eldorado1
01-19-05, 02:18 PM
Up to 100 shot (dry) should be fine.

I'm going to disagree. The maximum I would be comfortable with is probably 50. Here's why:

With a dry system, you need to up the fuel pressure so that your injectors flow more for the new given oxygen. For 100 extra hp, you would need to turn your stock 19lb injectors (I think that's right, correct me if I'm wrong) into 25lb injectors. Given a stock pressure of ~45psi, you would need to crank it up to 85psi. IMO, that's unreasonable. Number one, I highly doubt the fuel pump would still be able to flow at the pressure, and number two, your injectors may not even be able to OPEN at those pressures.

as a side note, 350hp would require ~65psi, which is probably the ragged edge of where the system still works.

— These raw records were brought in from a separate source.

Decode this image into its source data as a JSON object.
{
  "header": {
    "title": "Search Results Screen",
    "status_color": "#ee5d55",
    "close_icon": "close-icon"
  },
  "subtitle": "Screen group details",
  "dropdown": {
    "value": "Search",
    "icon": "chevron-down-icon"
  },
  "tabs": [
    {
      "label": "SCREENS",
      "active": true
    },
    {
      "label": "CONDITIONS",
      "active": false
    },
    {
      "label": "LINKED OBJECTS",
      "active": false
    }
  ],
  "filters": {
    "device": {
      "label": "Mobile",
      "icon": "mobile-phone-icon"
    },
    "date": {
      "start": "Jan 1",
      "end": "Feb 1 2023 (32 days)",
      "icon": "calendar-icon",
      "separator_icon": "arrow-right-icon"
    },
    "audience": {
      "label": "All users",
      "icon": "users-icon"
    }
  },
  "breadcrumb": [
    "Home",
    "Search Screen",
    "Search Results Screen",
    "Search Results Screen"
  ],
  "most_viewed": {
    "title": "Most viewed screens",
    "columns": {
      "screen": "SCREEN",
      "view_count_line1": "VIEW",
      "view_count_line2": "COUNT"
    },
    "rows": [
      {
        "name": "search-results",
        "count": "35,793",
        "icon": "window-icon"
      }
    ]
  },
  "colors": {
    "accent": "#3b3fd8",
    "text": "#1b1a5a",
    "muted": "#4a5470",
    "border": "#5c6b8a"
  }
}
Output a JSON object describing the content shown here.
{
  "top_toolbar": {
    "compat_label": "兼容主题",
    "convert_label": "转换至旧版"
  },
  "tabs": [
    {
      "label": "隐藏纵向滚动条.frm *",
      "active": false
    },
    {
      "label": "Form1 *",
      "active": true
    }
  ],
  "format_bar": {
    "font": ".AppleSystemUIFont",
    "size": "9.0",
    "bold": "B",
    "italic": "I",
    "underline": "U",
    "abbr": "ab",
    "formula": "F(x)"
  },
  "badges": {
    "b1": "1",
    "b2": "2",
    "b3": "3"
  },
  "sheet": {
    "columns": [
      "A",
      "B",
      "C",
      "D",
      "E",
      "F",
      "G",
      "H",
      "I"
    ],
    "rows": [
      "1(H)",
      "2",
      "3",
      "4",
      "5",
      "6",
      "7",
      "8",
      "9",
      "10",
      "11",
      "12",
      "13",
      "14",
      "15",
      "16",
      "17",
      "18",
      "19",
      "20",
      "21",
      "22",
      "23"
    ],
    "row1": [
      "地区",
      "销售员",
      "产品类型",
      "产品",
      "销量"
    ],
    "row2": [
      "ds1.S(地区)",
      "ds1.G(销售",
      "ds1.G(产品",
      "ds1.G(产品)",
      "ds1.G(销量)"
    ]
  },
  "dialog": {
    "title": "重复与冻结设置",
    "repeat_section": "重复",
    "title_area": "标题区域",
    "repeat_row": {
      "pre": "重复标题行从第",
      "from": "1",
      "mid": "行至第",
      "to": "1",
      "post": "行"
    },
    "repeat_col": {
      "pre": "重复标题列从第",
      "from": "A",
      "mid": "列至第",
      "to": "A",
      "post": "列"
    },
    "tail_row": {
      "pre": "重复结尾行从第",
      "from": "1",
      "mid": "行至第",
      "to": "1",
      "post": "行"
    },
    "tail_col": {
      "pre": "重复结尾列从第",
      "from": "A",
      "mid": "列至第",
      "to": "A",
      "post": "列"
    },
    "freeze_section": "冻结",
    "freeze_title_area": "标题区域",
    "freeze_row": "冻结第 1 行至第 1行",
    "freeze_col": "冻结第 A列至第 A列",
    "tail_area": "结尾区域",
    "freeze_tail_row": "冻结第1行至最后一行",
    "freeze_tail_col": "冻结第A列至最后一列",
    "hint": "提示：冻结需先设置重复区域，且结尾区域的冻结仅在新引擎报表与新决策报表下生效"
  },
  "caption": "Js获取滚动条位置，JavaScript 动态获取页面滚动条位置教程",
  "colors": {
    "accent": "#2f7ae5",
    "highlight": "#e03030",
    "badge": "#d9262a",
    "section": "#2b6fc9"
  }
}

I wouldn't use a dry system myself however, it's a lot more risky, and very prone to detonation if timing isn't retarded. (Something you can't do without an aftermarket ECM)

xdamxincx
03-27-10, 09:19 PM
I'm going to disagree. The maximum I would be comfortable with is probably 50. Here's why:

With a dry system, you need to up the fuel pressure so that your injectors flow more for the new given oxygen. For 100 extra hp, you would need to turn your stock 19lb injectors (I think that's right, correct me if I'm wrong) into 25lb injectors. Given a stock pressure of ~45psi, you would need to crank it up to 85psi. IMO, that's unreasonable. Number one, I highly doubt the fuel pump would still be able to flow at the pressure, and number two, your injectors may not even be able to OPEN at those pressures.

as a side note, 350hp would require ~65psi, which is probably the ragged edge of where the system still works. I wouldn't use a dry system myself however, it's a lot more risky, and very prone to detonation if timing isn't retarded. (Something you can't do without an aftermarket ECM)

and i highly disagree with your statements ... pretty much any fuel injected car will handle a 100 dry shot of nitrous. fuel injectors work in duty cycles and the computer can sense the added air intake by the presence of vacuum and that will make the injectors cycle more to provide more fuel and enough for a 100 shot of nitrous .. and same goes for timing u wont need much timing pulled for a 100 shot this will be done by knock sensors.. .... i will be doing it to mine here soon. just make sure that you guys use premium octane fuel
and this is based off of putting the nozzle after the mass air sensor.. if u put it downstream of the mass air .. it will measure air density and temperature and do all the same changes...

Ranger
03-27-10, 09:27 PM
Do you realize that this thread is 5 years old? Most of these guys have not even posted in over a year.

cl1986
03-27-10, 11:14 PM
well wheres all the blown up N* at???

xdamxincx
03-27-10, 11:39 PM
lol yea i know .. im just bored

AJxtcman
03-28-10, 12:36 PM
We ran 250 shot for a long time and even went way up to something like a 400 shot for a full day at the track. The engine hasn't been apart since we added the N2O

http://www.cadillacforums.com/forums/northstar-performance-technical-discussion/138069-how-install-nitrous-correct-way-i.html